Land Surface Temperature (LST) is considered an ECV. It's high value in the determination of surface energy, water fluxes and interpretation of surface characteristics make this parameter essential in the "Global Observation System for Climate". Indeed, the nature of the diurnal temperature variations is linked to vegetation and moisture characteristics of the land surface. As a consequence, the LST derived from SLSTR measurements support the generation of land ECVs (see product T.12 in https://old.wmo.int/extranet/pages/index_en.html).

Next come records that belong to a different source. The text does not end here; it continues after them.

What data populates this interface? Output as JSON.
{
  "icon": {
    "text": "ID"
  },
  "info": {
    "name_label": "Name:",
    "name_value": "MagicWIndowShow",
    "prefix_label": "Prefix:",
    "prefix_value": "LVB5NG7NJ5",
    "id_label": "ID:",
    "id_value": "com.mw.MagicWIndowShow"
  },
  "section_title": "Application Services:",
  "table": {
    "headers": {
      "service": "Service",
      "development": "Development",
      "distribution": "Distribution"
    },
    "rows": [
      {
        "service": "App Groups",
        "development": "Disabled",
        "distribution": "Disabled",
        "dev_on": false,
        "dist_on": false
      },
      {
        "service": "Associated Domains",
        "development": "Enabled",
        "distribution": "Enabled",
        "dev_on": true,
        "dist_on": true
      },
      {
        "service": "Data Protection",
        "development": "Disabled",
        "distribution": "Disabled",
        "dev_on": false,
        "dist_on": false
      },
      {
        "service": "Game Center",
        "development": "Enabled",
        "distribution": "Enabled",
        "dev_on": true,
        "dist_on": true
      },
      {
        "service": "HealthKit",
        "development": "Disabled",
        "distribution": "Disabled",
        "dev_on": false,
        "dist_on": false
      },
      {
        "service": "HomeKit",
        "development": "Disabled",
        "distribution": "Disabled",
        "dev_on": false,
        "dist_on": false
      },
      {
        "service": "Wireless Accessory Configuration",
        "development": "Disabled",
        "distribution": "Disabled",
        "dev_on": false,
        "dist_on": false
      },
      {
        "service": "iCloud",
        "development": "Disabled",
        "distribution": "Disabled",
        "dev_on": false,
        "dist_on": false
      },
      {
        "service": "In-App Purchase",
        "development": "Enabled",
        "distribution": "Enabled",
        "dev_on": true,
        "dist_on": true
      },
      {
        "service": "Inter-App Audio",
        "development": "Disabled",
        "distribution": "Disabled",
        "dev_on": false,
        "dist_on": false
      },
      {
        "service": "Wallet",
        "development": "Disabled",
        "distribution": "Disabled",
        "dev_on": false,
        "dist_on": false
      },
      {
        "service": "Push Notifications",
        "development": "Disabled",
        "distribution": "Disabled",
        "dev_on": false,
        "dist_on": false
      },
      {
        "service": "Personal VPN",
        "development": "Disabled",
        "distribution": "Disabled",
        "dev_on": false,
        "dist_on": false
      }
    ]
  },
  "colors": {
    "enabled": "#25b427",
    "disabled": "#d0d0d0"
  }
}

Even if they are minor constituents of the atmosphere by mass, atmospheric aerosols have a major impact on climate, and particularly on climate change. By scattering and absorbing radiation, aerosols have a direct influence on global radiation balance and an indirect impact on cloud reflectivity, cloud cover and cloud lifetime. Anthropogenic aerosols have been identified as the most uncertain climate forcing constituent by the IPCC. The aerosols ECVs are built on by gathering (not exclusively, but mainly) information on aerosol optical depth, light scattering and absorption coefficients, aerosol size distribution and vertical distributions of aerosol backscattering and extinction. Although it is not a core product in the ground segment specification, SLSTR has been designed to provide information on Aerosols Optical Depth (AOD).